The only critical dimension we have right now is to leave enough room for the battery. It's large, heavy, and expensive.

Since the bedrails on the Colorado are so tall, the height of the shell to go over them is equally tall and honestly not super comfortable to sit on. We're going to build a box on the floor for the water tank that will bring the deck height up a little bit for more comfort while sitting at the dinette. I definitely checked this is Jason who is your standard 6' tall man. I'm short, so I don't get to choose dimensions. ;) To start the box we glued some wood to the forward edge of the camper shell so the platform would have something to attach to.

Next we made the divider bulkhead and glued it in place. Aft of this is going to be the galley cabinets!

Obviously, there's not a lot of actual "seat" room currently in front of the dinette seat backs.
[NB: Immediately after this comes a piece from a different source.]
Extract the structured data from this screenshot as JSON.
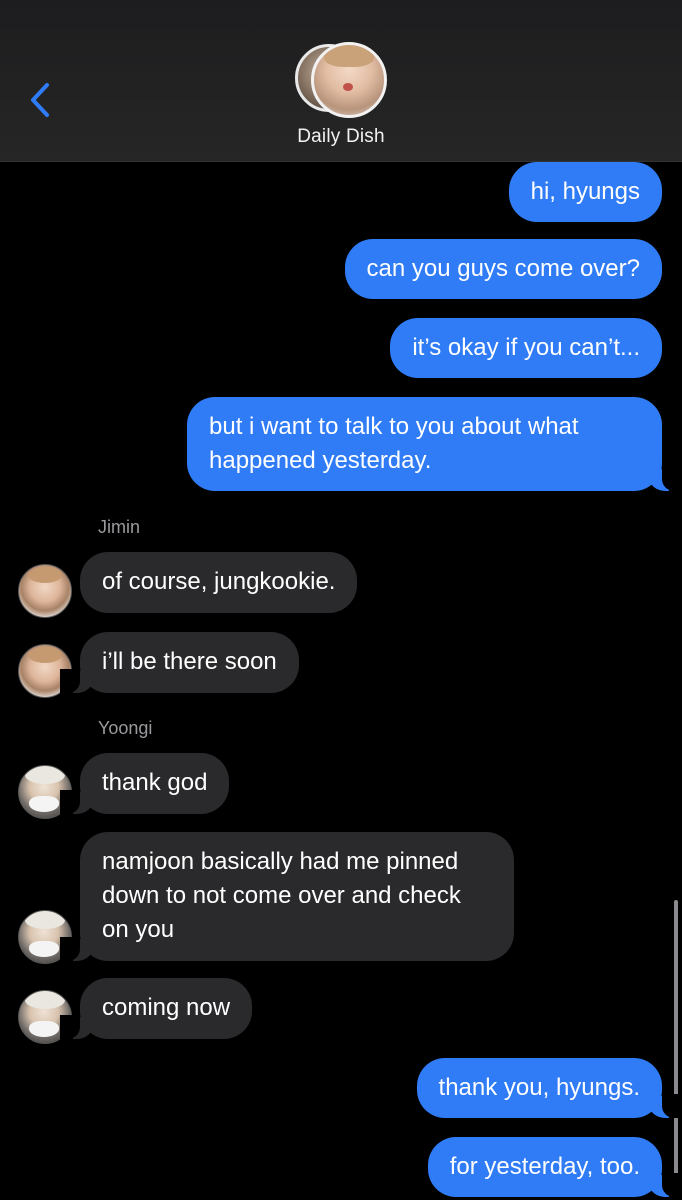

We're going to essentially make an extension that's the same width as the current seats and glue those in as well, leaving an access hole in the top that will be removable so we can get to the water tank.

Still needs some trimming, but that looks a lot better!

Now that the roof and the interior are both drying, we moved on to something else! It was time to glue the fittings onto the copper tubing for the roof lift! For once, JB weld gets used for its actual purpose. I suppose if you have provisions for actual soldering you could do that instead, but we didn't. We used nails in the shed floor as a jig to keep it all square.

We finally got the roof flipped over and some body filler applied. It will be ready to sand and finish tomorrow!


Cool. Im trying to follow, but you loaded huge, HUGE size photos and it takes all my lil computer can do to load them slowly, I feel like the old dial-up days of internet.


I am unsure about using copper tube in a structural capacity. Especially the crap that home depot sells.

Maybe bite the bullet and buy some 6061 pipe from MMC?
I tend to agree. Once you have the fan installed and 300W of solar, that's a bit of weight.Add on snow if you do winter stuff, I'd be leary of the copper.

Awesome build BTW.